By contrast, Subodh Gupta, who leapt to the forefront of Indian contemporary artists in the mid 2000s with paintings and installations of shiny pots and pans and other apparent aspects of modern Indian life, has not done well. Last year in London an untitled 67x90in oil on canvas of an airport luggage trolley fetched only £180,000 ($250,000) at Sotheby’s, which was about a fifth of a 2008 price for a very similar trolley.
This year at Sotheby’s there were no bidders for a vast 16ftx12ft Gupta installation of stainless steel pails (estimated at £300,000-£400,000). An oil painting of saucepans pitched around last year’s trolley price also failed to sell. Two more works did not get buyers at Christie’s, while Saffronart wisely did not include him. Other Indian contemporaries however did better. A large Atul Dodiya painting of the artist’s father in Dodiya’s early photo-realist style fetched £265,250 at Christie’s. Jitish Kallat also sold at Christies and Sotheby’s but failed with one work at Saffronart
Buyers have been nervous about India’s contemporary artists since the end of the boom and Art Tactic says that about half the works offered at Christie’s, Sotheby’s and Saffronart failed to sell.
The main recovery has been among the moderns, with India’s record price of £2.4m ($3.5m) being achieved by Syed Haidar Raza, another leading veteran Progressive, at Christie’s in London last year. It is here that warning signs are emerging, with top names such as Raza, Souza and Husain sometimes failing to sell for works that are either not regarded as being an artist’s best or are over-priced. Prices for Husain, who died on June 9, the day of the Christie’s auction, are likely to be tested in New York auctions in September.

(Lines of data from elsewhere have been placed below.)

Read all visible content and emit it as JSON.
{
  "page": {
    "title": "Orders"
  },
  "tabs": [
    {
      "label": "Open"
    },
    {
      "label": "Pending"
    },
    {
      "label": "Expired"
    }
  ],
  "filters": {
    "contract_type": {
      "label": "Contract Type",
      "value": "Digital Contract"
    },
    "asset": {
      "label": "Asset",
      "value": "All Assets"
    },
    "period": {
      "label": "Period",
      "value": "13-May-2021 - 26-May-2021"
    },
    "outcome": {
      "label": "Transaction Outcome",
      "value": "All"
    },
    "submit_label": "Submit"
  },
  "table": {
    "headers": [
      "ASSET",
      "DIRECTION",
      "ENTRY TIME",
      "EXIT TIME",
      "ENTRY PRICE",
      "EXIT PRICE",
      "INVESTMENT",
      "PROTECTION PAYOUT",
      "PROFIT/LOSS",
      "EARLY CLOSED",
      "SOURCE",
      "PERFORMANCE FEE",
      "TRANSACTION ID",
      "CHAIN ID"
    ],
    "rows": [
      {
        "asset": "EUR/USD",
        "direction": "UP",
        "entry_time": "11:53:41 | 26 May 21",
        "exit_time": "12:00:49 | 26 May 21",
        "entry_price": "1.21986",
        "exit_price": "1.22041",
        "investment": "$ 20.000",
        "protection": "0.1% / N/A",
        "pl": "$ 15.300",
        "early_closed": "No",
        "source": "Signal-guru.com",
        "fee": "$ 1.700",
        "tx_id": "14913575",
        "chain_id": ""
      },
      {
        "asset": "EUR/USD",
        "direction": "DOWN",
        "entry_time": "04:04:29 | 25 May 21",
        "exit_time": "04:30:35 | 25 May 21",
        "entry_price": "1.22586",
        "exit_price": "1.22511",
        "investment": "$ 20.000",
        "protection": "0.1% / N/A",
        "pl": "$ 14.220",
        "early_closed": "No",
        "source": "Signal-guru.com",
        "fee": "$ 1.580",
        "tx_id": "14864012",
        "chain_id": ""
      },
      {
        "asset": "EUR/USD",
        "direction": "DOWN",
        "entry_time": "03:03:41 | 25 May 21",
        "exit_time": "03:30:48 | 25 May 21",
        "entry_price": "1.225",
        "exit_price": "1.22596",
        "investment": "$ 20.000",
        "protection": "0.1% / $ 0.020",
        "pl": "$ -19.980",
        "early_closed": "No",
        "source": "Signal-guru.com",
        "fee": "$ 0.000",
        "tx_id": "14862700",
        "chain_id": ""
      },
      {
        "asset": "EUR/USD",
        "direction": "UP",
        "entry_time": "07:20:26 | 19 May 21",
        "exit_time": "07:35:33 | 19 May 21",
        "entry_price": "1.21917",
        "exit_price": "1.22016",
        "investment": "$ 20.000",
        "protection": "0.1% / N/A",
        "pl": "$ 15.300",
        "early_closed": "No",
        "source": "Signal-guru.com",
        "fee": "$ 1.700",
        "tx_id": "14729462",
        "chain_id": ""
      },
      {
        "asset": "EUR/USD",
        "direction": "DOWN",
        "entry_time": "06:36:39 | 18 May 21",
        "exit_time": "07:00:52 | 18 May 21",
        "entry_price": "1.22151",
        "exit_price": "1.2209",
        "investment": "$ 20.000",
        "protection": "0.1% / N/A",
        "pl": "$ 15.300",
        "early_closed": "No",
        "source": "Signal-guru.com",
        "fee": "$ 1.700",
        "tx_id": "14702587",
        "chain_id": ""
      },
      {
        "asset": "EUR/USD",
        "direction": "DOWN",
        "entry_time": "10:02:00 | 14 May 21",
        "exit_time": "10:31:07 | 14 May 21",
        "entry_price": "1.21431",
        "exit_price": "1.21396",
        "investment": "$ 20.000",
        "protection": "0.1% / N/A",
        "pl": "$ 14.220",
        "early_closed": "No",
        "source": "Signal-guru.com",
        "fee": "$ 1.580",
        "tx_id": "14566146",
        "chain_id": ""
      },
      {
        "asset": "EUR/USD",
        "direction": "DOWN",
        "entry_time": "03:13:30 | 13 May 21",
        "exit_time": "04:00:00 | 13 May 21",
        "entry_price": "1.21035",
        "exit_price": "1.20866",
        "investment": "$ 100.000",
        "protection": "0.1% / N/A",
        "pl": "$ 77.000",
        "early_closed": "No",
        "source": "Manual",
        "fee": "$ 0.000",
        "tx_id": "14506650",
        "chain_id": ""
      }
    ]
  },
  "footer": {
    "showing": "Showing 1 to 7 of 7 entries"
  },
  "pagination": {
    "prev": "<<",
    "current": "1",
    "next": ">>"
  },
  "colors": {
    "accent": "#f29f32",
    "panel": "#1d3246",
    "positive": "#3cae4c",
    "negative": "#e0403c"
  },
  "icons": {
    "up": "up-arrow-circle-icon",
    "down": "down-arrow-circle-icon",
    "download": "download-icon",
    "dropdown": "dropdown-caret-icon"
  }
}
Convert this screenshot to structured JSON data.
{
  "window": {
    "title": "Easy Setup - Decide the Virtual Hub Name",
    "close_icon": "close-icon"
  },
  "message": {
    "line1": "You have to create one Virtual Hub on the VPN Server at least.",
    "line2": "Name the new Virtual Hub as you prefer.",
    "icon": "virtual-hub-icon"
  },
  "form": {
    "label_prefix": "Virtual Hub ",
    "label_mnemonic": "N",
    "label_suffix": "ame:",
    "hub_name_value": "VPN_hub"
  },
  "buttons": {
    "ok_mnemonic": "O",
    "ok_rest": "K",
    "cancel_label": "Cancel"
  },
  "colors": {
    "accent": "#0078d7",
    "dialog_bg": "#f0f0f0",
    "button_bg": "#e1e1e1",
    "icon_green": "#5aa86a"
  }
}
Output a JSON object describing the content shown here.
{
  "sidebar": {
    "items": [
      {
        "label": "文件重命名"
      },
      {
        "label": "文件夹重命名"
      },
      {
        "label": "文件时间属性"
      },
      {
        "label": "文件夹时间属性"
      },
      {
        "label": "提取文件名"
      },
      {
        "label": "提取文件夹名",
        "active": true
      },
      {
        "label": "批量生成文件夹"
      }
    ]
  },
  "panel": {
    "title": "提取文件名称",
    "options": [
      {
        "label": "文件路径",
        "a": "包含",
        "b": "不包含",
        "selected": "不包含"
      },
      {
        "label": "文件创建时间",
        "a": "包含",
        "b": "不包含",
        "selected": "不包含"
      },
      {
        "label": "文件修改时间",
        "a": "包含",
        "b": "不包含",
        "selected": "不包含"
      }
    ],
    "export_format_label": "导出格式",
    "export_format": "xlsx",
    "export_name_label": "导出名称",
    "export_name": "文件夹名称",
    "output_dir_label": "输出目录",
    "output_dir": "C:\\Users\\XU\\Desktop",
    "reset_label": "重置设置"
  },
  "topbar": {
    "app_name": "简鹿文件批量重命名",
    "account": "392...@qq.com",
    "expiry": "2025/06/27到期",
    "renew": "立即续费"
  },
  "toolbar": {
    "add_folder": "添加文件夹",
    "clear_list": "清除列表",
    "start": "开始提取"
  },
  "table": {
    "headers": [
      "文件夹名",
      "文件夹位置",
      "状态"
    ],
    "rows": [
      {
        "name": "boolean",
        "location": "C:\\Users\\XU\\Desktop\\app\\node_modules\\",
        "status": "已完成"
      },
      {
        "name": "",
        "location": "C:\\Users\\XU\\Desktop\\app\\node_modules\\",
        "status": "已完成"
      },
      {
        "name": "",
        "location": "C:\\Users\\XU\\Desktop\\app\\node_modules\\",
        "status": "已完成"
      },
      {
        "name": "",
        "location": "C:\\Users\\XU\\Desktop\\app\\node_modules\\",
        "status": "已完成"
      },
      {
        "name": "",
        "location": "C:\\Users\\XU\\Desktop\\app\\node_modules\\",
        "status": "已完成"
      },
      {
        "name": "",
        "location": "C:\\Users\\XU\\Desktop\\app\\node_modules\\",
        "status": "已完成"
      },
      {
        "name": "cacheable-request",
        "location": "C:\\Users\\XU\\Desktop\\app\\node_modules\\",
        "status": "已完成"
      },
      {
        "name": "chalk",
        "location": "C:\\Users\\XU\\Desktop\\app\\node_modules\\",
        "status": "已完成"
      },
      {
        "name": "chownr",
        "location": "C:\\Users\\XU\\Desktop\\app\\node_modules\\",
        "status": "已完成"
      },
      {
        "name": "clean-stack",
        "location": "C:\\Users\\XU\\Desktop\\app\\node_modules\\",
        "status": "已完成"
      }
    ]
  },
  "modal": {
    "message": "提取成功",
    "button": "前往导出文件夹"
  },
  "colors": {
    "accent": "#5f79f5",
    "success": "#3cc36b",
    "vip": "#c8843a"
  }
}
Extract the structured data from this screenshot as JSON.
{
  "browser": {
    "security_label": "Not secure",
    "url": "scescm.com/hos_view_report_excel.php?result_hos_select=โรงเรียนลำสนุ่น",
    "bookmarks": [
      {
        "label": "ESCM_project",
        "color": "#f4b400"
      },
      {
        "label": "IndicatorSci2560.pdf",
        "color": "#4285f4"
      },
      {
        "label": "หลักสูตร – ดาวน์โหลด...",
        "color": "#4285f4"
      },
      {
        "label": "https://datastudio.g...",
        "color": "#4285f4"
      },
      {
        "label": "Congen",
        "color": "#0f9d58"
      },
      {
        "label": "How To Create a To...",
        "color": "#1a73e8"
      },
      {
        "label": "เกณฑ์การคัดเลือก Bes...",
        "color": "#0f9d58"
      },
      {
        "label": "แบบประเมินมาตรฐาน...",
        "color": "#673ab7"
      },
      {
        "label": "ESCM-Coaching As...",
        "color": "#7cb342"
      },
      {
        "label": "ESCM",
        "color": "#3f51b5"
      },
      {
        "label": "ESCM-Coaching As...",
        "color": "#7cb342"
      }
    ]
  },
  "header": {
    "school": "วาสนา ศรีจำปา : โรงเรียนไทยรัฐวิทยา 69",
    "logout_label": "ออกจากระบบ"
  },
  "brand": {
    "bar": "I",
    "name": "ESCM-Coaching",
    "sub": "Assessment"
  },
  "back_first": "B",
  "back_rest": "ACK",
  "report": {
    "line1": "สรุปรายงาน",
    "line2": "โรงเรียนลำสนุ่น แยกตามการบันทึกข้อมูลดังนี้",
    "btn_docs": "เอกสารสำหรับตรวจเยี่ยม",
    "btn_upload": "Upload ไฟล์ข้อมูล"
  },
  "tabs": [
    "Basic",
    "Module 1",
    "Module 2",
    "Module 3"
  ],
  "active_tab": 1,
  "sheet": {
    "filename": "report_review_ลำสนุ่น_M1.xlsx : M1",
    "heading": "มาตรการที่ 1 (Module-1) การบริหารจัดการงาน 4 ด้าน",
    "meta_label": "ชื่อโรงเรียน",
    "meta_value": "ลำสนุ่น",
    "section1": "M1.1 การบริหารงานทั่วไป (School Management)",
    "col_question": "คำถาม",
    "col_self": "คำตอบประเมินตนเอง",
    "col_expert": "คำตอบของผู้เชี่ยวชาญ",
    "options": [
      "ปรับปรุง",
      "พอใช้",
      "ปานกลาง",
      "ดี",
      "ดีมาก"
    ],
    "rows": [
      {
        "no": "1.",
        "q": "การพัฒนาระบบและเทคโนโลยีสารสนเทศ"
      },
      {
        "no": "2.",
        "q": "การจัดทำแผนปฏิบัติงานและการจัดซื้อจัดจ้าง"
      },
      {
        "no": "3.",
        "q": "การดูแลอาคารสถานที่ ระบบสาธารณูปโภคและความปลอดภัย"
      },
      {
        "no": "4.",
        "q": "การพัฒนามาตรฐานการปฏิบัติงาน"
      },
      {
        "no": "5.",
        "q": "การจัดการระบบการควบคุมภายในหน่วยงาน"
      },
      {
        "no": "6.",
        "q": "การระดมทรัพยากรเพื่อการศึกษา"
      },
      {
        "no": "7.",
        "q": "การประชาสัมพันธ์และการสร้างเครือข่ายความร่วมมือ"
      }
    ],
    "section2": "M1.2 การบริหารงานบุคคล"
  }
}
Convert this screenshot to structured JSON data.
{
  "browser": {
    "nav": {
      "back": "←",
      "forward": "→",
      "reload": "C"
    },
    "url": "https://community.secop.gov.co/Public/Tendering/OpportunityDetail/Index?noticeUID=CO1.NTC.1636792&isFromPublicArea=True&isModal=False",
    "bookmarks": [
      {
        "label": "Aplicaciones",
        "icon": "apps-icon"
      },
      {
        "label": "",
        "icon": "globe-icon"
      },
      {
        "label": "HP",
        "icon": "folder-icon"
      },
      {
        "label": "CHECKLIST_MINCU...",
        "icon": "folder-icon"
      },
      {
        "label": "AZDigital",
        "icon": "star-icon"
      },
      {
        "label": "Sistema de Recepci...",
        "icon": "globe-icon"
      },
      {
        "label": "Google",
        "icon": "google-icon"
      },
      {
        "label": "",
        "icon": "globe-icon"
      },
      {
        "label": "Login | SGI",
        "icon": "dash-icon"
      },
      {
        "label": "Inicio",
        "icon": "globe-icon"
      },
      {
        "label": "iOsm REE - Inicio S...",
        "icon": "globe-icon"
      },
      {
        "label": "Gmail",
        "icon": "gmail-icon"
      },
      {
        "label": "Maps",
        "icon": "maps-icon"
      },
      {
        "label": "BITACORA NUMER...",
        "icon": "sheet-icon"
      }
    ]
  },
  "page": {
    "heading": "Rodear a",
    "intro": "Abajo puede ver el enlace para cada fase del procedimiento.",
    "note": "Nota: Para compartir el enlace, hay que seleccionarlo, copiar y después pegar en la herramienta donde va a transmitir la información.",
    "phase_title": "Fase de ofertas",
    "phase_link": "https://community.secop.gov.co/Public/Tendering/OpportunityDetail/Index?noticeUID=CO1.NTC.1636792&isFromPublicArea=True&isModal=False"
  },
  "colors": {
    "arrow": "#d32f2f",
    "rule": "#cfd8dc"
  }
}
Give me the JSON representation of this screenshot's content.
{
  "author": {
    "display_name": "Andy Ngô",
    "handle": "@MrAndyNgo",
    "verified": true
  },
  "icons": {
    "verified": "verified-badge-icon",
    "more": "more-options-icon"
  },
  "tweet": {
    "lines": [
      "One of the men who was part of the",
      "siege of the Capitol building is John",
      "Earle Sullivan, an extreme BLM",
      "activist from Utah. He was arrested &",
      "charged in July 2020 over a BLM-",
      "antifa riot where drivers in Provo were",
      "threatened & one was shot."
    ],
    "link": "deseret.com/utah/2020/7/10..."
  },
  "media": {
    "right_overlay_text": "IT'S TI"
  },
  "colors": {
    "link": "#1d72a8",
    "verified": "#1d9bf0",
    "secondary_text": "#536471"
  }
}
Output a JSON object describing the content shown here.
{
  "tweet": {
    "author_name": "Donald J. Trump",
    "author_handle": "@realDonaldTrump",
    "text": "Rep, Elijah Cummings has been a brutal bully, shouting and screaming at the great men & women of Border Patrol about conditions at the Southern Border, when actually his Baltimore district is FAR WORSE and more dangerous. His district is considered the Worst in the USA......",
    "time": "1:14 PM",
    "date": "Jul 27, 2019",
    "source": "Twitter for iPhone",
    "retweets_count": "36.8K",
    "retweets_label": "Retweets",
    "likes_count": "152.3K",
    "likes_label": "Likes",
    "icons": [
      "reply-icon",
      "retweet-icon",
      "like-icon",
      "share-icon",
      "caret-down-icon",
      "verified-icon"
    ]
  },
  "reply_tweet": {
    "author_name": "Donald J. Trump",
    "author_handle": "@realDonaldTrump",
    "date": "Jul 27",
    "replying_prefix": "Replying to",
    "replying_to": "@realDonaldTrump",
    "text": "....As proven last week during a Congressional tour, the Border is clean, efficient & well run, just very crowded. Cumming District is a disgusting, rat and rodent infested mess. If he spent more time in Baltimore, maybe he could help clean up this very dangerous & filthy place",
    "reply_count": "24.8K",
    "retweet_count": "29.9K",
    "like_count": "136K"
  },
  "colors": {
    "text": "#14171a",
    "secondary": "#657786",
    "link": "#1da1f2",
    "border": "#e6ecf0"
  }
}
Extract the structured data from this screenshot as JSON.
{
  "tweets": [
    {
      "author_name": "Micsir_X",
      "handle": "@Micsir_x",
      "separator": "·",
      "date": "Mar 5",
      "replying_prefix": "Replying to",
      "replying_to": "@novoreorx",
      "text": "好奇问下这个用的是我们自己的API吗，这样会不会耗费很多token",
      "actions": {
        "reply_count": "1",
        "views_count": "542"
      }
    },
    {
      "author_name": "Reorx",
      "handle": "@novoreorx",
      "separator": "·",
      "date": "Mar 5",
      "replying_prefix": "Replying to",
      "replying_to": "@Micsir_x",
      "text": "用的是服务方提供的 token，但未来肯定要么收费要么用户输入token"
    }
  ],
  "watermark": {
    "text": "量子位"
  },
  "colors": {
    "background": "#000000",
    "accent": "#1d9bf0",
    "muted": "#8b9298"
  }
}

Hugo Weihe, who runs the Christie’s auctions, says that the results shows that it is “necessary to get the quality and the price right to achieve sales”. That of course is the usual line from auction houses when faced with mixed results, but it does look as if it is apt in the current market. Dealers talk about difficulty finding and persuading buyers to offer good works that will fetch top prices, partly because many have already been sold in recent years, and because of current economic uncertainty, especially in India with high inflation and a threatened slow-down in growth.
The market has been flooded with works by Husain and Souza in recent years, which has affected demand. Last summer, Christie’s had a spectacular sale of Souza drawings and paintings that were being sold by his family’s estate. This year there were more works owned by the family, but they did not generate the same excitement or prices.
A splendid but somewhat over-priced Souza 1958 landscape (right) reached only £280,000 against a £300,000-500,000 estimate, but a pair of doors with his works inlaid as panels sold for £80,000, which was the bottom end of the price range.
Tyeb Mehta, who died in 2009, continues however to score well, partly because his works are so distinctive, often reflecting with strong shapes and colours the hard life of India’s poor, and partly because he was not nearly so prolific as other Progressives. In addition to the Christie’s record price for a rickshaw puller reclining on his handcart, and Saffronart’s fierce green Kali, Christie’s sold an untitled figure after the auction for a price near the bottom estimate of £180,000 ($280,000).
This is not a market for investors looking for quick profits, but it is good for committed collectors, newcomers and established buyers, with the best works selling well if offered at sensible prices. The market is waiting to discover what happens now to Husain – there are many of his works waiting to be sold but it is not clear yet when they will emerge, nor what the appetite will be.